The parts shown in the photos are new. I would of course use recycled parts wherever possible and appropriate.

Because I was constantly moving from one city to another, I never got around to actually doing it. Lo and behold however, the same idea occurred to others, who did follow through, who confirmed that it was indeed an excellent idea.

Here are two outstanding examples. The first is supported by four short chrome plated steel Ikea cabinet legs from below.
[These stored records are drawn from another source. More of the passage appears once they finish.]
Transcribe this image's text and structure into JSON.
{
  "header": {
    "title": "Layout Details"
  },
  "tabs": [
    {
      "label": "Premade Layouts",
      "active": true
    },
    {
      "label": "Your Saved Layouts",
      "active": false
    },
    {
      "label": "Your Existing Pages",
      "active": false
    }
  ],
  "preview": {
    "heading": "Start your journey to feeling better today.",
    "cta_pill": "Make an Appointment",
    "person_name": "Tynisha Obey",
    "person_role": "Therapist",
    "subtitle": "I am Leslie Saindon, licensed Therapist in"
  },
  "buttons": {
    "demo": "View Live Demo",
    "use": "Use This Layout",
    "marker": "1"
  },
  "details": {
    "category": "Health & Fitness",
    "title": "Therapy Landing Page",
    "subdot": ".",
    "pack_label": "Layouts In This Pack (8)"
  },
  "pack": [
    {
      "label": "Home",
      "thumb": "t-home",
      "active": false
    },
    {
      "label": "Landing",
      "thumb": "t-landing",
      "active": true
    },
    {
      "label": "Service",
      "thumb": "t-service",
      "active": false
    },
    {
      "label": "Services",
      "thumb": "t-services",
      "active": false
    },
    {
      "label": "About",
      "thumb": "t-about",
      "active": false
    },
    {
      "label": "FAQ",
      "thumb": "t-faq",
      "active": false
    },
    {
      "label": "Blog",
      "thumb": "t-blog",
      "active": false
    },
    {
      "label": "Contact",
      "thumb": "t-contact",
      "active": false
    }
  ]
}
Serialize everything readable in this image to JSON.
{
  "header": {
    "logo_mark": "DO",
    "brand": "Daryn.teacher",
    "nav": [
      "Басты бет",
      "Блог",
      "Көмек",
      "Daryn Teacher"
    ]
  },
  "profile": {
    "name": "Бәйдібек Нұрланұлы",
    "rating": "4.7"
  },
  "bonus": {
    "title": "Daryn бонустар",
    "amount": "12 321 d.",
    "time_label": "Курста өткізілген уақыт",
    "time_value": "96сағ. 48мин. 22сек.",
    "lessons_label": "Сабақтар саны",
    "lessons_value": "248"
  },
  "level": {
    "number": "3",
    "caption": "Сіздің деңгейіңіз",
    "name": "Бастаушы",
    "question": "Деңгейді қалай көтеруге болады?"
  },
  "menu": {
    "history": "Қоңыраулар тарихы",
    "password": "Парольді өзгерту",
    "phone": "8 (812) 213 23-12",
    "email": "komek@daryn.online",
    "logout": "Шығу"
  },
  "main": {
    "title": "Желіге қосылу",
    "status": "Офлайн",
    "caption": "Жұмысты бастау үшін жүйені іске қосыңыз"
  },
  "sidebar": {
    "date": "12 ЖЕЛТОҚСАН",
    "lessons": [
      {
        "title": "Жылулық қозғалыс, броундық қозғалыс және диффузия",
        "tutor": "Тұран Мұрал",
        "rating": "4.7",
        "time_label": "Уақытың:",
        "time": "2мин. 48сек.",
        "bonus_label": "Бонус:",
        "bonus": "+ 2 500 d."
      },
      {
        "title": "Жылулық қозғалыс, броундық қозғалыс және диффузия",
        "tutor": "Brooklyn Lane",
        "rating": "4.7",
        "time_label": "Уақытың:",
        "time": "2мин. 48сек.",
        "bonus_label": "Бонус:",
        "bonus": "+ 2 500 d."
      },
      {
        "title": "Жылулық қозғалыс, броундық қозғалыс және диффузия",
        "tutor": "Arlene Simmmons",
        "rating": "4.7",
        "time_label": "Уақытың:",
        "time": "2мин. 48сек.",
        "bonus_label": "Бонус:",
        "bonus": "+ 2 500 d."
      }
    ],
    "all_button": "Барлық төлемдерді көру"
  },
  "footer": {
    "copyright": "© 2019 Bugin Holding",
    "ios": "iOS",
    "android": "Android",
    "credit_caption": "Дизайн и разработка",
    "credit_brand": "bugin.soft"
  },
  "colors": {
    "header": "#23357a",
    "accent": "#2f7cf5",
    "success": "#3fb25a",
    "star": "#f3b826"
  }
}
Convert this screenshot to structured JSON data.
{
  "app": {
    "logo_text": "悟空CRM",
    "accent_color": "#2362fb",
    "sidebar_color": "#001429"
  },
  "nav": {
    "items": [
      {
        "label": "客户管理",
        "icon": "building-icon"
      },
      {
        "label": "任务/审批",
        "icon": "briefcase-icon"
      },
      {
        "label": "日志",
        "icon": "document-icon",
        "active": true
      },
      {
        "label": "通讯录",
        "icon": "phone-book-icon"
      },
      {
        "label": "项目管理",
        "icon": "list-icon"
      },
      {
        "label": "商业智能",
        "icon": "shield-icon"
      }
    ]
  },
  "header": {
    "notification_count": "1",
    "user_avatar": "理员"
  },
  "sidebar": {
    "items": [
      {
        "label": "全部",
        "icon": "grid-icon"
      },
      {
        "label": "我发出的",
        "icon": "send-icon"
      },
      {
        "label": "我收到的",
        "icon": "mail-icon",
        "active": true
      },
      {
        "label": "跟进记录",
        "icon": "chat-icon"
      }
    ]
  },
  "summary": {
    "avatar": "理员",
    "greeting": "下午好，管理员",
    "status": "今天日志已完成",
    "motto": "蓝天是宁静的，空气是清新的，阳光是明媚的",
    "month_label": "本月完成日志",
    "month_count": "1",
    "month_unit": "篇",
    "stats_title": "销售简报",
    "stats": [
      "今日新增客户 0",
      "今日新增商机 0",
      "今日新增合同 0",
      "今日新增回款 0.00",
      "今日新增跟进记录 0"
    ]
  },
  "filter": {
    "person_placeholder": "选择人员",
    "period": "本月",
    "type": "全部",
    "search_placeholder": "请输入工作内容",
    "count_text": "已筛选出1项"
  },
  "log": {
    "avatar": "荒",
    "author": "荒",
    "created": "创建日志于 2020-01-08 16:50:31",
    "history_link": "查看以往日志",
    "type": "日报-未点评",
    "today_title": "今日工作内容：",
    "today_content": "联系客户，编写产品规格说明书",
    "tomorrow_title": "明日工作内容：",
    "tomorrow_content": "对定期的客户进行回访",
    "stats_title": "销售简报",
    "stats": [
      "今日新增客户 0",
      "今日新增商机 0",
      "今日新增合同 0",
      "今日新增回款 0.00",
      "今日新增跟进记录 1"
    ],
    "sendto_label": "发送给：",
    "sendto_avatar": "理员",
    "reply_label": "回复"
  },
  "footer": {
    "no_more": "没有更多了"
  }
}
The second is supported by two long galvanized steel chains from above. 


Rolling BBQ! How to make a BBQ out of an old Wheel 
http://diyrobj98168.blogspot.tw/2009/08/rolling-bbq-how-to-make-bbq-out-of-old.html


hanging barbecue grill
http://gageslaughter.wordpress.com/tag/hanging-barbecue-grill/

Incidentally, I see no reason why one couldn't make one out of an old mag wheel either.

Alternative: A DIY Galvanized Steel Water Bucket Barbecue Grill 

An even cheaper, more expedient, more portable alternative, might be this barbecue grill made from a galvanized steel water bucket. Buckets such as these are available brand new for only 10 USD. This one looks like it was designed to burn wadded up sheets of newspaper, like the old "Qwik Cook Grill" Dick Butkus endorsed in TV informercials 20 years ago. But it could easily be redesigned to burn charcoal. Just add a charcoal grate below the cooking grate.  


BBQ grill from a bucket
http://pinterest.com/pin/151855818656125055/


San Diego Chargers Tailgating’s Favorite Grill, the Qwik-Cook.
http://www.sdchargerstailgating.com/tag/qwik-cook-grill

Saturday, August 18, 2012

INOVA X-1 High-Powered LED Flashlight

INOVA X-1 High-Powered LED Flashlight
by Bevin Chu
August 19, 2012 
Taipei, China

Recently, in addition to a 1AAA powered Fenix E01 flashlight, I also purchased a 1AA powered INOVA X-1 flashlight, from the same local Taipei shop.

This ensures that in an emergency I will be able to obtain light from either AA or AAA batteries, depending upon availability.

The 1AA powered INOVA X-1 flashlight has essentially the same virtues as the 1AAA powered Fenix E01 flashlight. It produces surprisingly bright light from a single small, commonplace, and widely available AA battery.

The 1AA powered INOVA X-1 flashlight is actually bright enough to double as a bike headlight. All that would be required is a mounting bracket.


Precision optical system


3 Position end cap switch


Electronically controlled


Long life LED


1 AA alkaline battery

I purchased my INOVA X-1 from Ray Gue Hua Knives in Taipei:
http://www.rghknives.com.tw/product_info.php?products_id=10650 


Update!

In April 2013, I purchased an 2AA powered INOVA X-2 flashlight. Specs are similar to the previously purchased 1AA powered INOVA X-1 flashlight. To oversimplify matters, it is basically larger, heavier, and brighter.